**PROBLEM TO SOLVE:** Collect all lines containing the word "value" from the data.
+++
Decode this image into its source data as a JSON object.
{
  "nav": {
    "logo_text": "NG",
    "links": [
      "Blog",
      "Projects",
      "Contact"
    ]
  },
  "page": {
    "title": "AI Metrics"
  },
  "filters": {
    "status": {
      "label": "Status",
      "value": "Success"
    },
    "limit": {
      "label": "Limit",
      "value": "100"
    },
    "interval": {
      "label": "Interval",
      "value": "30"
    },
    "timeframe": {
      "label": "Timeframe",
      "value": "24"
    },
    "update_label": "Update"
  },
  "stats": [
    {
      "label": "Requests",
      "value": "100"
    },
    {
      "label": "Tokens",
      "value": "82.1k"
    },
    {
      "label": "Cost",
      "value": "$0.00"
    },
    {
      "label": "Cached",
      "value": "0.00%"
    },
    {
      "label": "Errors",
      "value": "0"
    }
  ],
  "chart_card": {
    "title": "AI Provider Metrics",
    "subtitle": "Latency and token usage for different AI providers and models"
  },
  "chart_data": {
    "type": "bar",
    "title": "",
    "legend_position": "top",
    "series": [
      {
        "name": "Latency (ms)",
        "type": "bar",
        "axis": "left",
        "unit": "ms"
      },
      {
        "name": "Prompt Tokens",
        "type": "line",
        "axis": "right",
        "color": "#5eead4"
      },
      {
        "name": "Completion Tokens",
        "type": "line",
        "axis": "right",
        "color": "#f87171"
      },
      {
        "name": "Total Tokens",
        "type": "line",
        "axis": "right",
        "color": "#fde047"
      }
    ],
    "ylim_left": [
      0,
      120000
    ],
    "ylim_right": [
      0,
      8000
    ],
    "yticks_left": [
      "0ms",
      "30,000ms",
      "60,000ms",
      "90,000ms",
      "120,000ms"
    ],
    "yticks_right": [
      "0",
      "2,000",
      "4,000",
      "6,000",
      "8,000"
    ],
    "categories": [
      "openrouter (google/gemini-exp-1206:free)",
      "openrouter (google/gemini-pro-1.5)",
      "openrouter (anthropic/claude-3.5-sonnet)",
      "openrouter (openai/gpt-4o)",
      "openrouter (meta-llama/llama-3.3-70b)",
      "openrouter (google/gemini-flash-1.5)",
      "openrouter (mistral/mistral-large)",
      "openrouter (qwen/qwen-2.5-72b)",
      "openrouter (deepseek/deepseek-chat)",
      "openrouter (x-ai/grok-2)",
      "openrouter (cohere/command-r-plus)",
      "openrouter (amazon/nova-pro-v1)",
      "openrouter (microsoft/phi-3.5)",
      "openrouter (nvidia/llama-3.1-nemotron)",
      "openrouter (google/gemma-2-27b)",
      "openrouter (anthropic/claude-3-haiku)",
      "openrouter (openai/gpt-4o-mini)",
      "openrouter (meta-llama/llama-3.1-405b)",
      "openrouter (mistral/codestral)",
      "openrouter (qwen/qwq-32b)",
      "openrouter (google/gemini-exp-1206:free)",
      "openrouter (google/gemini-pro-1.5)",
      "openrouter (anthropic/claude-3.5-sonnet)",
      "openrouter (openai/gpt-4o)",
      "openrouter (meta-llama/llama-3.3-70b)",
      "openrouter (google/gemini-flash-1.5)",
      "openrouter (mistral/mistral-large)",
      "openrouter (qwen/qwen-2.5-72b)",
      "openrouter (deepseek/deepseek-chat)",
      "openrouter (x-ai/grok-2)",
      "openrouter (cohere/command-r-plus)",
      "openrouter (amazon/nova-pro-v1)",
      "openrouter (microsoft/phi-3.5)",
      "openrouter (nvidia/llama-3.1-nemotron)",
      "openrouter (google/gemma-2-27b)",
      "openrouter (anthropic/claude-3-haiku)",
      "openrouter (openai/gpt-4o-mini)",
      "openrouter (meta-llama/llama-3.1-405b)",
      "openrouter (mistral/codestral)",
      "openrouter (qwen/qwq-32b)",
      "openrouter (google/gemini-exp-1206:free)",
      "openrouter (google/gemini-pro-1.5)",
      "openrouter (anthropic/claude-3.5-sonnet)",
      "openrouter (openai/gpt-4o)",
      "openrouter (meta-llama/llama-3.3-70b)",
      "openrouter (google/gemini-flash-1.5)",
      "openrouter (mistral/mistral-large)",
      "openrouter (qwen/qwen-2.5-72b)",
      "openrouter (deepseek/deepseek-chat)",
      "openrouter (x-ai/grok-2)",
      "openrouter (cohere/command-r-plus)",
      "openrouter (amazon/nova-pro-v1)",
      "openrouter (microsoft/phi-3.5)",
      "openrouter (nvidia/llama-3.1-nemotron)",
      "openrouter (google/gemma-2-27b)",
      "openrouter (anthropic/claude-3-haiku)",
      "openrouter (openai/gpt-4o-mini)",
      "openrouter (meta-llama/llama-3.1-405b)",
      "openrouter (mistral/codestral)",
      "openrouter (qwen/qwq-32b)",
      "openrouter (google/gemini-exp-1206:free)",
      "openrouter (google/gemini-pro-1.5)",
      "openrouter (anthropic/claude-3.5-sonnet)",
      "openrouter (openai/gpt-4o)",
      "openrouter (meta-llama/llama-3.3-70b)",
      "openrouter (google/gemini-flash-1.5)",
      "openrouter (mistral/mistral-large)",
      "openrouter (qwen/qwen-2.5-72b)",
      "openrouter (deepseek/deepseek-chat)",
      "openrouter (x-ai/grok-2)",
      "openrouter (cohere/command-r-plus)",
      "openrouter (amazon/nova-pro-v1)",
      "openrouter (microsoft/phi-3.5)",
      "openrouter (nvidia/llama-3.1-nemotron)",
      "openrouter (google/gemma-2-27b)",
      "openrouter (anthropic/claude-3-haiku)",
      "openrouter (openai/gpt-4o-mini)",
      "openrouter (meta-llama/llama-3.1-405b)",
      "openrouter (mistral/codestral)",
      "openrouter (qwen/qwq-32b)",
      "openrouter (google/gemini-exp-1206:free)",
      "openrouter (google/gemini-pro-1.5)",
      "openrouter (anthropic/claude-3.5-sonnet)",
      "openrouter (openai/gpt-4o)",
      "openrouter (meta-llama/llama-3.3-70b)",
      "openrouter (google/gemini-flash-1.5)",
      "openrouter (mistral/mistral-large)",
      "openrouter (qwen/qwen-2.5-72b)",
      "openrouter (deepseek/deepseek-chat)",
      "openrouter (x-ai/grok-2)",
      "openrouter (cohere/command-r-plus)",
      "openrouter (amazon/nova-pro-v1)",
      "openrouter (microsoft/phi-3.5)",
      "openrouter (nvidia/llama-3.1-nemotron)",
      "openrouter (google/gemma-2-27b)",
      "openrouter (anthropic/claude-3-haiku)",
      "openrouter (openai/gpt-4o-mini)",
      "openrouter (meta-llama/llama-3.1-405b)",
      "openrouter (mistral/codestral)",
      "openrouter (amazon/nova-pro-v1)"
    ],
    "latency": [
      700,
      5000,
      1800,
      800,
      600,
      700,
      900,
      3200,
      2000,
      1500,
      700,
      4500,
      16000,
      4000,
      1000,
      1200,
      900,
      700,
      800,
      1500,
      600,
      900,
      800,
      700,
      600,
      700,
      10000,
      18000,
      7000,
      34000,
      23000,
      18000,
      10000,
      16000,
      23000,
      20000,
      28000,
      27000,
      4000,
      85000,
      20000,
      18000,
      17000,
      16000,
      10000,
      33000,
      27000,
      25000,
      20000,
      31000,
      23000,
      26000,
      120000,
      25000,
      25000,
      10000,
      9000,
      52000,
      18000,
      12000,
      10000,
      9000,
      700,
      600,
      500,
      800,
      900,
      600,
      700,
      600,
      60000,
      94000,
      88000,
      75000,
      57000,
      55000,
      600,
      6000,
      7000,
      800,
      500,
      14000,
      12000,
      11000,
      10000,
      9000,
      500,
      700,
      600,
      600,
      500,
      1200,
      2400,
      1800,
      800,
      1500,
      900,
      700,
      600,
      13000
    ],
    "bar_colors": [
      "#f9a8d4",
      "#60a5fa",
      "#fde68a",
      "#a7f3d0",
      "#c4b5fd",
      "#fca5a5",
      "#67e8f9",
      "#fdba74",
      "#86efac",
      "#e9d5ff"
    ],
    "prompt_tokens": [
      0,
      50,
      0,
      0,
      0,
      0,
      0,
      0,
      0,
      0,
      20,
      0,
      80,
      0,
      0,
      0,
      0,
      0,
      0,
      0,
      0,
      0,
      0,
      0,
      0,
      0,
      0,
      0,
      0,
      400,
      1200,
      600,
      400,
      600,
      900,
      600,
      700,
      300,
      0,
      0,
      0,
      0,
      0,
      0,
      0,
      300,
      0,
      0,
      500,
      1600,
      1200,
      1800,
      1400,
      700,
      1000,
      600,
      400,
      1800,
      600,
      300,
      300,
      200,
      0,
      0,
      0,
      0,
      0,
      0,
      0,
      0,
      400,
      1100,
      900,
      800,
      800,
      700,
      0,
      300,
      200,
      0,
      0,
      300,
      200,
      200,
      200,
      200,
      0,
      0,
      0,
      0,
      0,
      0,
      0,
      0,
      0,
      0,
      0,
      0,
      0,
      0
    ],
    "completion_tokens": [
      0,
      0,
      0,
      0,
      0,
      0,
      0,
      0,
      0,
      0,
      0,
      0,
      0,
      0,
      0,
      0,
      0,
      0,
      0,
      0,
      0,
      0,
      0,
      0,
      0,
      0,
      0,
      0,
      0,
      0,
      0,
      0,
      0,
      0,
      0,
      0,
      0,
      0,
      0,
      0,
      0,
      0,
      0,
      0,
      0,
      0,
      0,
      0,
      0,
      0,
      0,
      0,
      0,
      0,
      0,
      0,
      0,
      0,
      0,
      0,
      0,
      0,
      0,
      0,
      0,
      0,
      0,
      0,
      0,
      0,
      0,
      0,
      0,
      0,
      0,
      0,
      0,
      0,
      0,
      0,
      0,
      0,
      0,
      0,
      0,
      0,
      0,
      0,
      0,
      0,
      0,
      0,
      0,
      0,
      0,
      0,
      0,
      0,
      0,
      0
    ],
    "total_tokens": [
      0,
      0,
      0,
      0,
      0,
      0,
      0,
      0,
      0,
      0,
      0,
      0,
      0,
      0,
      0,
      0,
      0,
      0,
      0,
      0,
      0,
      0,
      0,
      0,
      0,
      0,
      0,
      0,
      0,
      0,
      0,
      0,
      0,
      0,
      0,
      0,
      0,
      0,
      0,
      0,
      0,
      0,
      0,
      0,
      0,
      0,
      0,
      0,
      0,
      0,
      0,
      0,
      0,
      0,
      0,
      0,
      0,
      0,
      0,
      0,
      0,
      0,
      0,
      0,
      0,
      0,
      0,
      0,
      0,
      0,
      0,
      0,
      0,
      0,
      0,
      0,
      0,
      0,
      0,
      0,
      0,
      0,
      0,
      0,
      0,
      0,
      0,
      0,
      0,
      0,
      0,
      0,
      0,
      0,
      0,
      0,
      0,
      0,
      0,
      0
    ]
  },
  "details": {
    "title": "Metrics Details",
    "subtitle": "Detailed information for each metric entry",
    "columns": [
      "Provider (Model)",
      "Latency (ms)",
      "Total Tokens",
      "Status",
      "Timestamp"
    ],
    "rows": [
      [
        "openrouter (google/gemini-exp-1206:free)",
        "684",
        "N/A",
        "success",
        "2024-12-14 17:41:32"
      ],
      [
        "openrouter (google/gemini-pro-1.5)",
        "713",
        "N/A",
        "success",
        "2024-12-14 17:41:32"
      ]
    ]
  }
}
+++
**RESPONSE AREA:**
      "value": "Success"
      "value": "100"
      "value": "30"
      "value": "24"
      "value": "100"
      "value": "82.1k"
      "value": "$0.00"
      "value": "0.00%"
      "value": "0"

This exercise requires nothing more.